A Light from the Darkness of Memory
I woke to feel myself stretched long, my arms above my head, nailed through the wrists; hands numb with cold and pain throbbing down into my arms and shoulders. My ankles were shattered, broken, the splinters of bone protruding through my skin. My breath came in ever shortening gasps as the blood filled up my lungs. I understood, dimly, even in those earliest days, that the swiftness of my death was a gift from one who had nothing else to give.
The first time I watched the holes in my wrists heal within seconds, leaving the bed splattered with blood. I washed the sheets and said nothing. Three days later it happened again. It happened over and over again.
I lived a divided life, the one drew me into a past I could not face, the other was no longer my own. I was changed.
I knew without knowing, saw, felt and sensed. I accepted the impossible, saying nothing to my family and friends. In this way I died again and again, at first frightened and alone and then eventually, with the fullness of time, filled with gladness.
While my life drained from me as if I was a cup being sipped, my eyes sought the figure which filled my mind and my spirit, who sustained and comforted me even in the moment of my death by His acceptance, His Gift, and His absolute Love.
In dying I wept with joy.
The visions started in small spurts, lengthening and strengthening in clarity until I could smell the stale bodies of the Roman soldiers, their leather armor, well worn, burnished with time and use, and feel their hands on me. I felt myself becoming someone else, knowing pain that was not mine and yet part of me.
Over and over I returned to experience that time; not understanding; afraid to discuss it with my family and friends, most of who were atheists. In secret I washed the blood from the sheets. The marks on my body, the stigmata of death and hope, healed within the span of a few breaths each time. I first feared I was insane, and then hoped it.
But with the passage of months I came to accept what was happening to me; to know that I was not losing my mind, but finding a precious, forgotten part of myself. The pain was not a punishment but a promise and surety of my identity and immortality.
The words and images of a time long gone became more real than my own life. I knew them as truth, they were the history of my people, The Children of God.
So much is distorted now, by time and by that change of perspective I have undergone. At first it was only in the quiet times, the early morning and in the dark abyss of the night's womb when I could remember that past in more than tiny flashes, impressions and images superimposed on my present life. But then I came to know that what was essential to me had never died and never could die. I accepted the Master I had served, discovering that I had never stopped serving Him. I found myself in that distant time, in the work that had engulfed my life and in the Love which had lit the world, for all time to come, from a place within. It was a work still undone and was now passing into other hands.
Something of what I had thought to be myself was gone. But I found that what was lost was not me but my illusions. What was found turned me towards a wholeness that I had not imagined possible.

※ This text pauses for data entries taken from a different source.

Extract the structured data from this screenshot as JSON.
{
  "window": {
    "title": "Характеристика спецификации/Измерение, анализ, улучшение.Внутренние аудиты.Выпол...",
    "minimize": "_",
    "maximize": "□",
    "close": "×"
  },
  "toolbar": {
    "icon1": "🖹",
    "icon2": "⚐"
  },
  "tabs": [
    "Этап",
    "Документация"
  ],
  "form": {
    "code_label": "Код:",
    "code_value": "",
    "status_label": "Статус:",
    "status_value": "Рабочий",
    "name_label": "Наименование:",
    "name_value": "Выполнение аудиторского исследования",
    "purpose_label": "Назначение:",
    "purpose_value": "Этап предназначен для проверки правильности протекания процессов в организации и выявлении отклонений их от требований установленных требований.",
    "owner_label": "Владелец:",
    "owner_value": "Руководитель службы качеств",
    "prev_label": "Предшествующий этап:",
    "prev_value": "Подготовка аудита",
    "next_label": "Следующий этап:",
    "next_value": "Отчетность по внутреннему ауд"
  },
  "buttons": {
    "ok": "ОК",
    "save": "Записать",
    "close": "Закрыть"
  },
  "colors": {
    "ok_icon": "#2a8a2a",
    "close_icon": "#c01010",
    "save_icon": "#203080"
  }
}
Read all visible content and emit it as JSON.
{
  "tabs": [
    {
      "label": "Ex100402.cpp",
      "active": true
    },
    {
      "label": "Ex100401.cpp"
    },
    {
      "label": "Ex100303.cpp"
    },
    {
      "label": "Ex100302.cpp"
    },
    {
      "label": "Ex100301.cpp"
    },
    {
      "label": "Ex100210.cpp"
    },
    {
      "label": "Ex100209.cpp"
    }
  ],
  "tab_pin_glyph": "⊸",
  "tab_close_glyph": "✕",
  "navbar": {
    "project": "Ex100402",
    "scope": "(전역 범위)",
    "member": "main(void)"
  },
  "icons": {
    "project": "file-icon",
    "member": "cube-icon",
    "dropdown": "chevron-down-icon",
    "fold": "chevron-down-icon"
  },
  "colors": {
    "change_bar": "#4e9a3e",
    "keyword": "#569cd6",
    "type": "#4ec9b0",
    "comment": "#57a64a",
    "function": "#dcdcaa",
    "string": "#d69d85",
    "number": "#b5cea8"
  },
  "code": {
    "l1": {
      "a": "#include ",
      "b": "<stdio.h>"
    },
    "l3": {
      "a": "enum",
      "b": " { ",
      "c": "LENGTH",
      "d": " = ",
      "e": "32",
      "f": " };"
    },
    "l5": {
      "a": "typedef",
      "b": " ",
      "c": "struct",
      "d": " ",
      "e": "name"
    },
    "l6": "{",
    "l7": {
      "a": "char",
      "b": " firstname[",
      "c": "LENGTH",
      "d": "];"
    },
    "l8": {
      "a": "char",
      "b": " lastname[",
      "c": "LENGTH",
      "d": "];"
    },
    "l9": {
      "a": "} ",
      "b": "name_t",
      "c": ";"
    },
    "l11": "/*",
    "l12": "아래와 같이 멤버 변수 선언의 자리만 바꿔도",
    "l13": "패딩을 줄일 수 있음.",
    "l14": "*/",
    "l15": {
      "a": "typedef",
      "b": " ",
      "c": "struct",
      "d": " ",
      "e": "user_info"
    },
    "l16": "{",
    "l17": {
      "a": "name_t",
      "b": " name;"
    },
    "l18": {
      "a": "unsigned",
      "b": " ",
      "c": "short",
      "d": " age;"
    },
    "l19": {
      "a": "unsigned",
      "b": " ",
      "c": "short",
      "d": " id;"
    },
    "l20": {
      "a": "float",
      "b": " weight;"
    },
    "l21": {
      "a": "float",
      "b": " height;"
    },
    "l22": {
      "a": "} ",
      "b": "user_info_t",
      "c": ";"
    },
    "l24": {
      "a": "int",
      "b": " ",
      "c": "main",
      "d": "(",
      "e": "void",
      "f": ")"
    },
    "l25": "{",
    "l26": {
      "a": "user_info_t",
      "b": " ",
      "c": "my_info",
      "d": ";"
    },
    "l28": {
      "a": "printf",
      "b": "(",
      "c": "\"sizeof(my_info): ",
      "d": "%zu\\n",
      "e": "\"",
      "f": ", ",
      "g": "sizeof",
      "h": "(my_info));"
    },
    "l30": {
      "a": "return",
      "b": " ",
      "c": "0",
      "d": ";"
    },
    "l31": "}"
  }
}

This is our story. This is what I remembered. It flowed out of my mind life like a spring of remembering I could not stop. The woman who remembered merged with the person I was and there was no longer a division.
I knew what it was to be known and loved absolutely. I knew myself.
The darkened centuries have been filled and known. This is the telling. All that was remembered and forgotten; the sustaining of hope through the abyss of despair, the joining of wills that creation, love and humanity might have a continuing, all of these are here. It is the testament of Judeth, Jeremiah, John, Jeptha, Joab, Jacob and Jesus. The Seven, Voiced and speaking into the Light.